Gordon County Sheriff Mitch Ralston credits the office’s success to more time spent managing funds and focusing on making the department better, not bigger.
According to documents provided by the Gordon County Finance Department, the Sheriff’s Office had a budget of $5,165,922 for the 2010-2011 fiscal year and returned $651,828 to the County’s general fund to be used for this year’s budget. Following the 2009-2010 fiscal year, the office returned $953,482, and for the 2008-2009 fiscal year, the first year Ralston was in office, they returned $1,528,614.
The returned funds come from the both the County Jail and Sheriff’s Office budget, which Ralston manages.
“My promise to the people when I came in was to change the image of the Sheriff’s Office,” said Ralston.
Ralston said his first major adjustment to the way the office functions was changing the color scheme of the patrol cars using drug money.
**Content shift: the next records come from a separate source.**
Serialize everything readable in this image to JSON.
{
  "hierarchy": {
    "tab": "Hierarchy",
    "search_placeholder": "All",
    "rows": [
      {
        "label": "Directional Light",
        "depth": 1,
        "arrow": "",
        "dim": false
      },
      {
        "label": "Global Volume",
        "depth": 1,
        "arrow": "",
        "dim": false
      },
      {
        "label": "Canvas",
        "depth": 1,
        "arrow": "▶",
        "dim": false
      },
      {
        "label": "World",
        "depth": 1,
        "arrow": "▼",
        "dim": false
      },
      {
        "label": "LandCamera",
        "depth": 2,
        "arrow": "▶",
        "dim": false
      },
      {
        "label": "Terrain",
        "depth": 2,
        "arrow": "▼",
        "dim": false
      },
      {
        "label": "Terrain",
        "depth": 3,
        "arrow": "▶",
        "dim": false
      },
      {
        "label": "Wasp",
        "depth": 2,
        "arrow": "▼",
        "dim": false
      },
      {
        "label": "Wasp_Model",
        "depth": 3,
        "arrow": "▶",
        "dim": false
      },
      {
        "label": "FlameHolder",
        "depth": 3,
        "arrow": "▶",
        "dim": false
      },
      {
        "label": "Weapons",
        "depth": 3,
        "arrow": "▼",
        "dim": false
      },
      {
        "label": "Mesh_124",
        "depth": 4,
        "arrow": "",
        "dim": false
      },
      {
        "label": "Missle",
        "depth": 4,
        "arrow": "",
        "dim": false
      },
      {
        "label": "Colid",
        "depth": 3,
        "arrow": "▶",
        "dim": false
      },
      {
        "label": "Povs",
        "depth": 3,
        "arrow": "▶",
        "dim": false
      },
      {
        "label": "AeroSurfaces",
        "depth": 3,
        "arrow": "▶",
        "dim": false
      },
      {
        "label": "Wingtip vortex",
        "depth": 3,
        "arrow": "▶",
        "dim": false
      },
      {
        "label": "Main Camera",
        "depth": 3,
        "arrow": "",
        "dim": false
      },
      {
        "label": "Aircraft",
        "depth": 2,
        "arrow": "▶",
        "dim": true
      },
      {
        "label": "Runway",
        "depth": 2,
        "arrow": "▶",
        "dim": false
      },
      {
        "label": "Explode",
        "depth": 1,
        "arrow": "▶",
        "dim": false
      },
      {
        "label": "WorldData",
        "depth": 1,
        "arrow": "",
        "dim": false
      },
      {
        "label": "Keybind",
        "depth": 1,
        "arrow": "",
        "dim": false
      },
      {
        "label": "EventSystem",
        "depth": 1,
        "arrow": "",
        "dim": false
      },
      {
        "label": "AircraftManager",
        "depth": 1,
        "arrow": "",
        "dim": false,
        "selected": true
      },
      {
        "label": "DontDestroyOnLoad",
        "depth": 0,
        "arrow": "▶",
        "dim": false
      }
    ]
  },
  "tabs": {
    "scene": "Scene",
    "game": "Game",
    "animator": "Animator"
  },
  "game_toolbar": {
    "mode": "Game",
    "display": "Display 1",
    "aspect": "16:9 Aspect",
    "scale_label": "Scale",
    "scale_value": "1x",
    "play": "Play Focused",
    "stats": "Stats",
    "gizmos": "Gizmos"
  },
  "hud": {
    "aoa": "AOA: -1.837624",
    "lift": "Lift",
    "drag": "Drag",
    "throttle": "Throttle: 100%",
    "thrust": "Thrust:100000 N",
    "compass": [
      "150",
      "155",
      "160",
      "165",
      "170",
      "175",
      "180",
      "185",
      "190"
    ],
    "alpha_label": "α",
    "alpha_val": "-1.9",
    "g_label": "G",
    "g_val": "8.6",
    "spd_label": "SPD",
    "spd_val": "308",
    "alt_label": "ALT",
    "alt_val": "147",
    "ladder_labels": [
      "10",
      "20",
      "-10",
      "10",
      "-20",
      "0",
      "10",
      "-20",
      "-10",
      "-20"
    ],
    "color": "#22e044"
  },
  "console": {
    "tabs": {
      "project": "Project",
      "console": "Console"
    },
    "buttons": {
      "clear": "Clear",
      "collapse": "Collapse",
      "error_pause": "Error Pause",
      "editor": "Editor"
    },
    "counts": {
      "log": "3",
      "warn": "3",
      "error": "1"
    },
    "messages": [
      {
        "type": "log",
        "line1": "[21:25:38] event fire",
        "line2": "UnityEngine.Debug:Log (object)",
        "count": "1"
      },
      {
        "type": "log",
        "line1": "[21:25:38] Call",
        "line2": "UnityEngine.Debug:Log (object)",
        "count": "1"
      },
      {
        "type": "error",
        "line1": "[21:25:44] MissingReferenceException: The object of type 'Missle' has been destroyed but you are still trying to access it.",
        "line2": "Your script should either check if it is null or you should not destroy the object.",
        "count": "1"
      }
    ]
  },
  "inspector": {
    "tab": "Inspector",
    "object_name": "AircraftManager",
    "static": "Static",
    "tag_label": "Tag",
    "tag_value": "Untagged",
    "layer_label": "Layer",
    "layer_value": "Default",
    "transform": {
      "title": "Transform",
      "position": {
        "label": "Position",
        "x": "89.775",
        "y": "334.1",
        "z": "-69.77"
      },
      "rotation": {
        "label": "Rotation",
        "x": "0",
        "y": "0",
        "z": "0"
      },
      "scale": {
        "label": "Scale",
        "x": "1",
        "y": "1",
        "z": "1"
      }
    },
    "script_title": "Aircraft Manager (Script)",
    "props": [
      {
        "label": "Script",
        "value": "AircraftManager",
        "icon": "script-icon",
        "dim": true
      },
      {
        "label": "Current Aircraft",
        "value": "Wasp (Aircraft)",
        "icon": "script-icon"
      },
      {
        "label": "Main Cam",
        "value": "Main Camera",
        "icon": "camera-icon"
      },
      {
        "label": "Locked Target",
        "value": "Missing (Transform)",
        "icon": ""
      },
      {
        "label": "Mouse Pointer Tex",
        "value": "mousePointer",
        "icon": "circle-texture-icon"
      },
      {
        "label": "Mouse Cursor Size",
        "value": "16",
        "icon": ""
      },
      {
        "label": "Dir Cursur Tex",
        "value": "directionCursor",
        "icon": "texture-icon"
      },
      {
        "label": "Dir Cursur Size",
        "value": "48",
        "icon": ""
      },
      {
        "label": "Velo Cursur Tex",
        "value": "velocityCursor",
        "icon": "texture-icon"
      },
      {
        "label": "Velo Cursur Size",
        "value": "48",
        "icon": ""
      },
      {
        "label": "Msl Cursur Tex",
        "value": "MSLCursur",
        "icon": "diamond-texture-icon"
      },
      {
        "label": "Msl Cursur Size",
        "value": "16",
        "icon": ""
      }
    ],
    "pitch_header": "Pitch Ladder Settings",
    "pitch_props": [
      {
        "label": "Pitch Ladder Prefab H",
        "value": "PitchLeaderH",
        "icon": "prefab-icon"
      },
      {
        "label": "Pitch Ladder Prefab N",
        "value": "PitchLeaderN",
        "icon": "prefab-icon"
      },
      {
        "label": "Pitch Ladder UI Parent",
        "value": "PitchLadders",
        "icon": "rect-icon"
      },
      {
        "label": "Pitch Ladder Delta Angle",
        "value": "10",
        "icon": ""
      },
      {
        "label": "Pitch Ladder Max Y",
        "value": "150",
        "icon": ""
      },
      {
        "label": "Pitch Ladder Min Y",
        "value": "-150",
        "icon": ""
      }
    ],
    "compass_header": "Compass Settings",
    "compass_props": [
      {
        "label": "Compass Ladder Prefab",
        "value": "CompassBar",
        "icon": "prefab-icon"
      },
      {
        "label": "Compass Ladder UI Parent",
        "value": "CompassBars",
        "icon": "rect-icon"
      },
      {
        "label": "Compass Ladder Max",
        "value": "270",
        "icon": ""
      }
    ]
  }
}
The newer white-and-black design makes the cars more visible, he said.
The office also decided to go paperless and now puts all case files on disc instead of using folders and paper for every new case.
This process, in turn, has affected other departments.
“There is a trickle effect to going paperless,” explained Chief Deputy Robert Paris. “When we use discs instead of case files, that work produced is passed through the courts on disc instead of paper.”
Turning administrative positions into enforcement positions has also helped save money.
“We’ve taken people from behind the desk and put them out into the field, including myself and Chief (Paris),” said Ralston.
The Sheriff’s Office’s new facility offers on-site training to employees, something that the office could not offer in its previous location, said Ralston.
“One thing that has really helped us save money is our on-site training,” he said. “We have two training classrooms and an on-site firearms training facility.”
Before, deputies had to travel around the state to receive training or go to the Calhoun City Police Department for firearms training.
In August, a new jail food contract between the Sheriff’s Office and Trinity Foods lowered individual inmate meal prices
The new contract will save the county more than $108,000 over the next three years, explained Ralston.
Ralston said he wants to continue improving and hopes to save taxpayers more in the future.
“I’m not interested in making this department grow at all,” he said. “I’m trying to make the department better.”